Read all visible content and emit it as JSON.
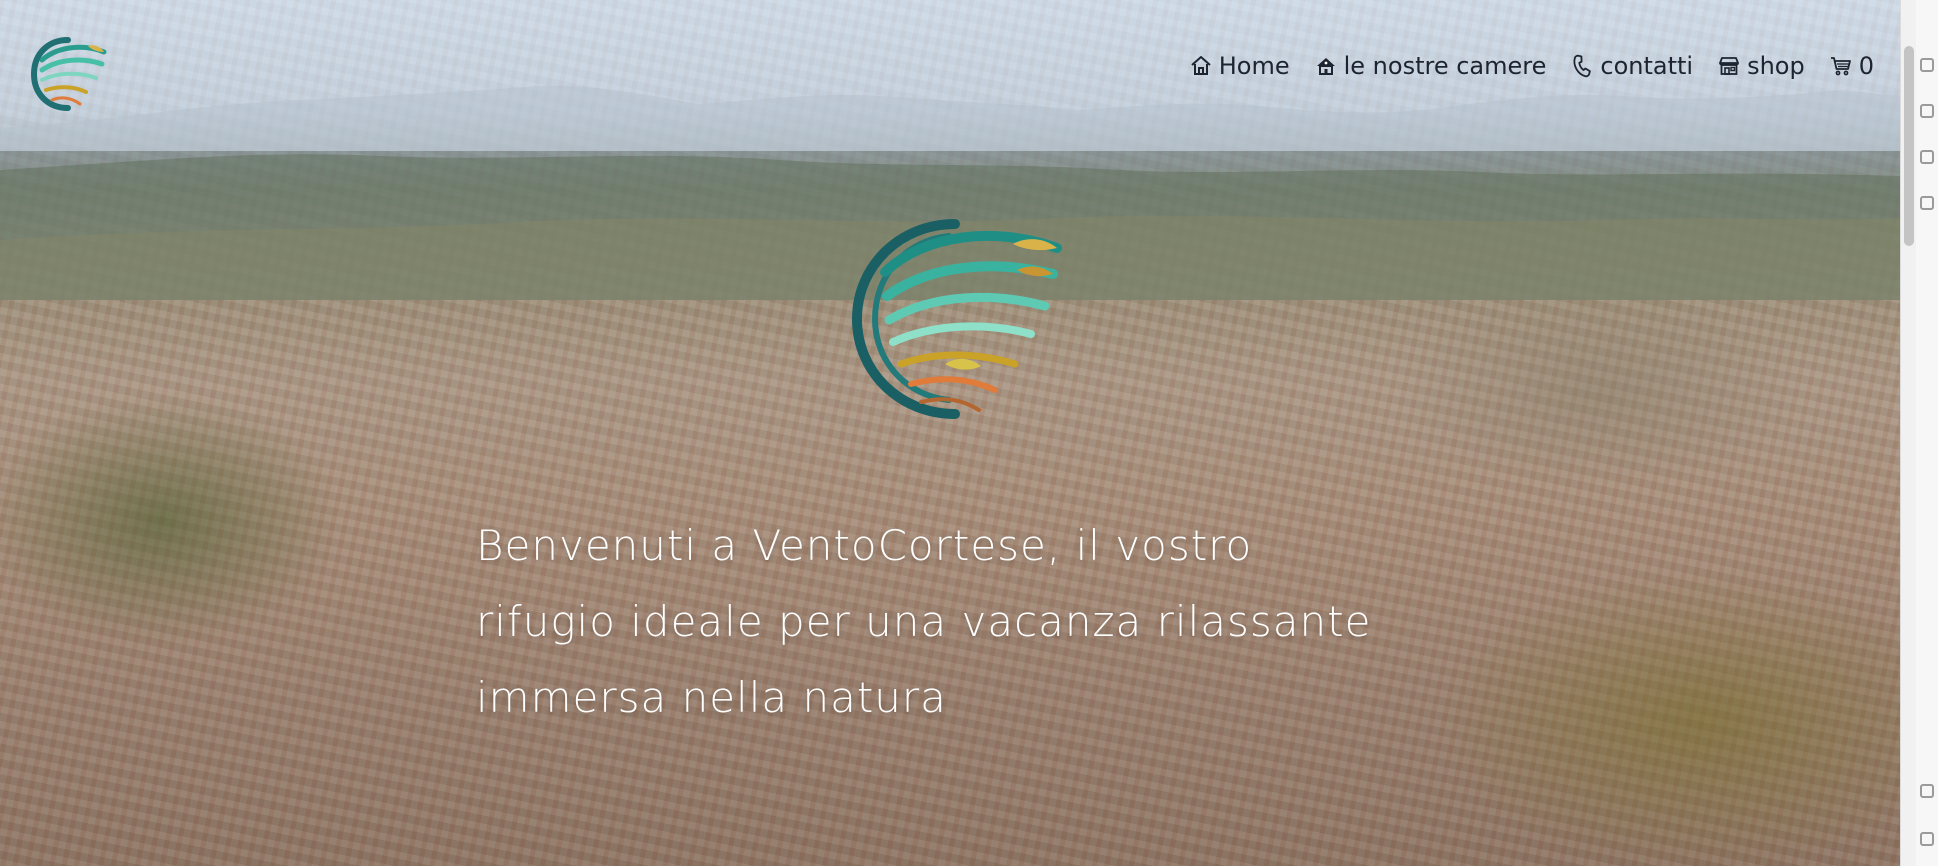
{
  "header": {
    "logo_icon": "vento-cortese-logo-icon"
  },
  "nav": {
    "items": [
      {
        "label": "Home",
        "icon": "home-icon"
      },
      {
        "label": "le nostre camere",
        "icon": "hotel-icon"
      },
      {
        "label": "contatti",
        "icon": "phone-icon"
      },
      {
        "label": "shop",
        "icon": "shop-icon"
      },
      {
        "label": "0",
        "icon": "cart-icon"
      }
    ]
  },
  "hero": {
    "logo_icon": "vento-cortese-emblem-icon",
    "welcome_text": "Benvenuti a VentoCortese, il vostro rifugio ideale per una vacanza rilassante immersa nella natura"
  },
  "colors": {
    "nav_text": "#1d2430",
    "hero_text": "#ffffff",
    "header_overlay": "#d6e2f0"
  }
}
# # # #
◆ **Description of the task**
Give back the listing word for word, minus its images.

◆ **Output of the exercise**
Read all visible content and emit it as JSON.
{
  "header": {
    "logo_icon": "vento-cortese-logo-icon"
  },
  "nav": {
    "items": [
      {
        "label": "Home",
        "icon": "home-icon"
      },
      {
        "label": "le nostre camere",
        "icon": "hotel-icon"
      },
      {
        "label": "contatti",
        "icon": "phone-icon"
      },
      {
        "label": "shop",
        "icon": "shop-icon"
      },
      {
        "label": "0",
        "icon": "cart-icon"
      }
    ]
  },
  "hero": {
    "logo_icon": "vento-cortese-emblem-icon",
    "welcome_text": "Benvenuti a VentoCortese, il vostro rifugio ideale per una vacanza rilassante immersa nella natura"
  },
  "colors": {
    "nav_text": "#1d2430",
    "hero_text": "#ffffff",
    "header_overlay": "#d6e2f0"
  }
}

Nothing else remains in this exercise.